TASK TO COMPLETE -
Could the records below please be retyped exactly, with their pictures left out?

SUPPLIED MATERIAL -
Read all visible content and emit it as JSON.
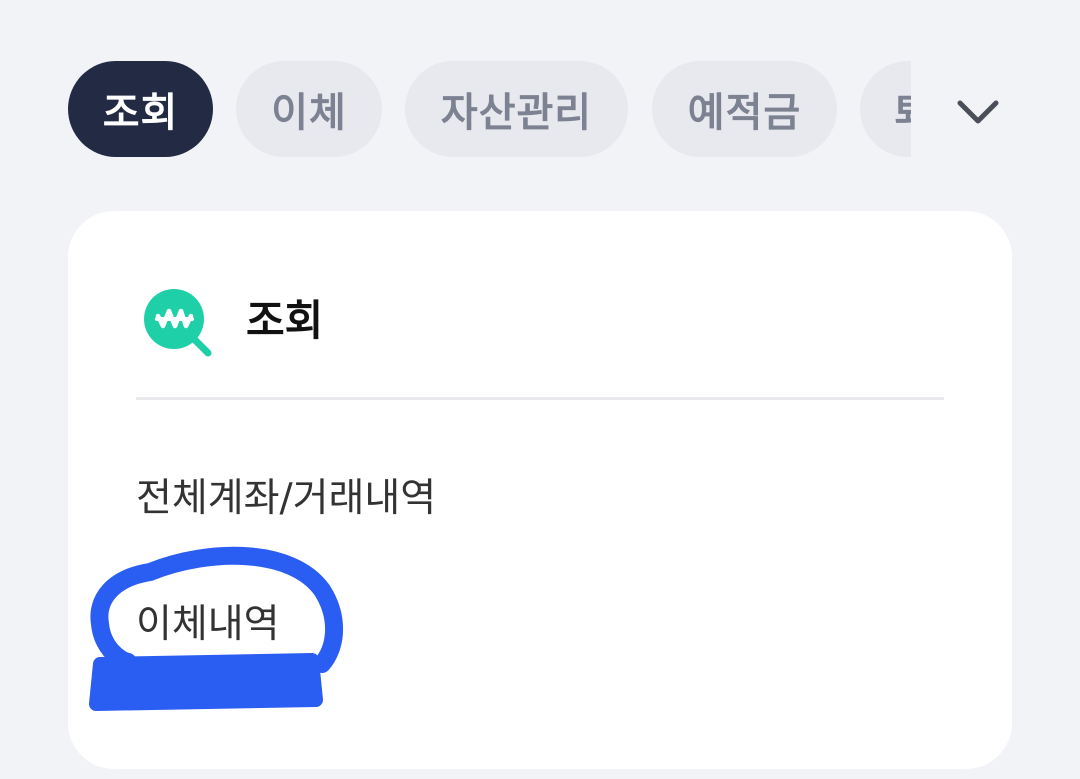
{
  "tabs": {
    "items": [
      {
        "label": "조회",
        "active": true
      },
      {
        "label": "이체",
        "active": false
      },
      {
        "label": "자산관리",
        "active": false
      },
      {
        "label": "예적금",
        "active": false
      },
      {
        "label": "퇴",
        "active": false
      }
    ],
    "expand_icon": "chevron-down-icon"
  },
  "card": {
    "icon": "won-search-icon",
    "title": "조회",
    "links": [
      "전체계좌/거래내역",
      "이체내역"
    ]
  },
  "annotation": {
    "type": "hand-drawn-circle",
    "color": "#2a5df2",
    "highlighted_item": "이체내역"
  },
  "colors": {
    "background": "#f2f3f6",
    "active_chip": "#232a43",
    "inactive_chip": "#e7e9ee",
    "inactive_chip_text": "#7c8291",
    "brand_teal": "#1fcfa8"
  }
}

TASK ANSWER -
Read all visible content and emit it as JSON.
{
  "tabs": {
    "items": [
      {
        "label": "조회",
        "active": true
      },
      {
        "label": "이체",
        "active": false
      },
      {
        "label": "자산관리",
        "active": false
      },
      {
        "label": "예적금",
        "active": false
      },
      {
        "label": "퇴",
        "active": false
      }
    ],
    "expand_icon": "chevron-down-icon"
  },
  "card": {
    "icon": "won-search-icon",
    "title": "조회",
    "links": [
      "전체계좌/거래내역",
      "이체내역"
    ]
  },
  "annotation": {
    "type": "hand-drawn-circle",
    "color": "#2a5df2",
    "highlighted_item": "이체내역"
  },
  "colors": {
    "background": "#f2f3f6",
    "active_chip": "#232a43",
    "inactive_chip": "#e7e9ee",
    "inactive_chip_text": "#7c8291",
    "brand_teal": "#1fcfa8"
  }
}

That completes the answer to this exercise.